#### Data records

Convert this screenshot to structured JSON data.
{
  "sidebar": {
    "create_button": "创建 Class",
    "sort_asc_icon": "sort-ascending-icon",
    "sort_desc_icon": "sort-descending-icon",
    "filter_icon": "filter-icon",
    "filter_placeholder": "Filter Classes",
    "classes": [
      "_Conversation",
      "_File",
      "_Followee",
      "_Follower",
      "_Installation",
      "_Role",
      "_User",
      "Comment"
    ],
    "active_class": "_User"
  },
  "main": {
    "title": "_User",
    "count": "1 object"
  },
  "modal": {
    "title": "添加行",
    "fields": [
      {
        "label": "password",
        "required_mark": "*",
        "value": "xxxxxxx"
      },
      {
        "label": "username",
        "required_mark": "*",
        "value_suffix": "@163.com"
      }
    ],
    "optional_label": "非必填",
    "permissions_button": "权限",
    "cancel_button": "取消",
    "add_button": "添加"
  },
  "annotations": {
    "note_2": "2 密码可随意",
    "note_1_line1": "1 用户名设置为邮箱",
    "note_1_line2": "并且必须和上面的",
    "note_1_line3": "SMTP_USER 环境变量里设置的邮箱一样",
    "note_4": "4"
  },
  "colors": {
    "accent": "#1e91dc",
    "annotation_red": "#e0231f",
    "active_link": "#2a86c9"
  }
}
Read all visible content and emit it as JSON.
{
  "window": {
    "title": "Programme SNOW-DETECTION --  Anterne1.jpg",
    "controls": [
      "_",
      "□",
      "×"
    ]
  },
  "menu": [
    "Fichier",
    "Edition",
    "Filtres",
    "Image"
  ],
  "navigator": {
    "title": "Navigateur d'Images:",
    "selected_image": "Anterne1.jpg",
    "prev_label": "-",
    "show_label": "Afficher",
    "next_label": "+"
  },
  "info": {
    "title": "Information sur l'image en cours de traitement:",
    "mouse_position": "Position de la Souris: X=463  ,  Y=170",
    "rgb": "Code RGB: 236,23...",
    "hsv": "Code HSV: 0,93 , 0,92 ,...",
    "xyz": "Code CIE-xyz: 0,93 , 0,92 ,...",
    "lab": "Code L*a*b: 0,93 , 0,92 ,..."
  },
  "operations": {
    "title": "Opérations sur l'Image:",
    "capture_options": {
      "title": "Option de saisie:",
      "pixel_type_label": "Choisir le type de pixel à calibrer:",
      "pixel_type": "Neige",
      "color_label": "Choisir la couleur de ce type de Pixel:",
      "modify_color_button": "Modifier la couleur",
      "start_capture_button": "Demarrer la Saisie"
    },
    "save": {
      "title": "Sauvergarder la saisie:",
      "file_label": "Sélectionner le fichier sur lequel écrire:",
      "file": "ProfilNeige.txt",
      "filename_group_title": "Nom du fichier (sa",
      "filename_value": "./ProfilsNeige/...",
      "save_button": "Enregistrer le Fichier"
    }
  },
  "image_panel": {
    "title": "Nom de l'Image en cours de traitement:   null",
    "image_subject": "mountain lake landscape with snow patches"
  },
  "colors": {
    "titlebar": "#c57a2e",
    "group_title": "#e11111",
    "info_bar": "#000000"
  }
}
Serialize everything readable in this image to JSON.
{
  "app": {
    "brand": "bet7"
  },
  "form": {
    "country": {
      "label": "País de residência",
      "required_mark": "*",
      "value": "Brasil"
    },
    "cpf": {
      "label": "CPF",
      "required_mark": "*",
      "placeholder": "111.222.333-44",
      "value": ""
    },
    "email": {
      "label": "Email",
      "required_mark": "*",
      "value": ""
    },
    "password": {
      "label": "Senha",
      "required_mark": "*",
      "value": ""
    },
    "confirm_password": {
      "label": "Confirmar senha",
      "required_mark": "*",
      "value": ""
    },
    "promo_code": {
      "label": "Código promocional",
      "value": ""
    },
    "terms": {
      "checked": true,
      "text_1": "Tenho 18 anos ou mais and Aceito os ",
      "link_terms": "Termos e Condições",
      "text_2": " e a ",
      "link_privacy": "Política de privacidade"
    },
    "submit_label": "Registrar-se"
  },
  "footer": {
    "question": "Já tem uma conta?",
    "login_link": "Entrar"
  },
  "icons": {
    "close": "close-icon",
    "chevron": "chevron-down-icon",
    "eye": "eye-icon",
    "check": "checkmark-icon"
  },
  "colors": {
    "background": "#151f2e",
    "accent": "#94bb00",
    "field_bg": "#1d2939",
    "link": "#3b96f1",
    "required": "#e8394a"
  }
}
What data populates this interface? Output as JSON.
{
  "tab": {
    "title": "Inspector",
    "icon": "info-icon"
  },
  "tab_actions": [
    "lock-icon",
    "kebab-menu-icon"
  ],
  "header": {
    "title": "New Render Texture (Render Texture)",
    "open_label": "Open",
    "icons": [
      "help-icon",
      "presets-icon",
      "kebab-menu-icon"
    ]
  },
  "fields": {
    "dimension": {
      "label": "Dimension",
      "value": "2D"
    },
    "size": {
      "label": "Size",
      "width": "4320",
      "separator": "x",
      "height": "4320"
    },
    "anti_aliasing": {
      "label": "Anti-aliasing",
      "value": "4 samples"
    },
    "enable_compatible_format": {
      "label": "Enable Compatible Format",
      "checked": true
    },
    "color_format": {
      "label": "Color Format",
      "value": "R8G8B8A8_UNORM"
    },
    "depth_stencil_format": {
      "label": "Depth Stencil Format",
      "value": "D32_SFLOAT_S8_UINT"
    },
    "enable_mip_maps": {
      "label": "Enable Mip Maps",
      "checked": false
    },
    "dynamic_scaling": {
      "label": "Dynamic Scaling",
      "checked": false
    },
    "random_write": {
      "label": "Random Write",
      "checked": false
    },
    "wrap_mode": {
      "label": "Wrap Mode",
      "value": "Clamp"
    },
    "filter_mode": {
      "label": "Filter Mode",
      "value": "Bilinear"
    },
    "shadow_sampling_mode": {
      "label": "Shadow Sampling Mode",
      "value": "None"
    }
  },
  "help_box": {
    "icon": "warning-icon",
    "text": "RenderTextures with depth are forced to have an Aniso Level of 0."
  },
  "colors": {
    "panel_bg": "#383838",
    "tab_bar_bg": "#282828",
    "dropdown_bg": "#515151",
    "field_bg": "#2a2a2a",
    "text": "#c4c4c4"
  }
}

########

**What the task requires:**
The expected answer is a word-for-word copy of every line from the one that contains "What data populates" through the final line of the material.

**Exercise solution:**
What data populates this interface? Output as JSON.
{
  "tab": {
    "title": "Inspector",
    "icon": "info-icon"
  },
  "tab_actions": [
    "lock-icon",
    "kebab-menu-icon"
  ],
  "header": {
    "title": "New Render Texture (Render Texture)",
    "open_label": "Open",
    "icons": [
      "help-icon",
      "presets-icon",
      "kebab-menu-icon"
    ]
  },
  "fields": {
    "dimension": {
      "label": "Dimension",
      "value": "2D"
    },
    "size": {
      "label": "Size",
      "width": "4320",
      "separator": "x",
      "height": "4320"
    },
    "anti_aliasing": {
      "label": "Anti-aliasing",
      "value": "4 samples"
    },
    "enable_compatible_format": {
      "label": "Enable Compatible Format",
      "checked": true
    },
    "color_format": {
      "label": "Color Format",
      "value": "R8G8B8A8_UNORM"
    },
    "depth_stencil_format": {
      "label": "Depth Stencil Format",
      "value": "D32_SFLOAT_S8_UINT"
    },
    "enable_mip_maps": {
      "label": "Enable Mip Maps",
      "checked": false
    },
    "dynamic_scaling": {
      "label": "Dynamic Scaling",
      "checked": false
    },
    "random_write": {
      "label": "Random Write",
      "checked": false
    },
    "wrap_mode": {
      "label": "Wrap Mode",
      "value": "Clamp"
    },
    "filter_mode": {
      "label": "Filter Mode",
      "value": "Bilinear"
    },
    "shadow_sampling_mode": {
      "label": "Shadow Sampling Mode",
      "value": "None"
    }
  },
  "help_box": {
    "icon": "warning-icon",
    "text": "RenderTextures with depth are forced to have an Aniso Level of 0."
  },
  "colors": {
    "panel_bg": "#383838",
    "tab_bar_bg": "#282828",
    "dropdown_bg": "#515151",
    "field_bg": "#2a2a2a",
    "text": "#c4c4c4"
  }
}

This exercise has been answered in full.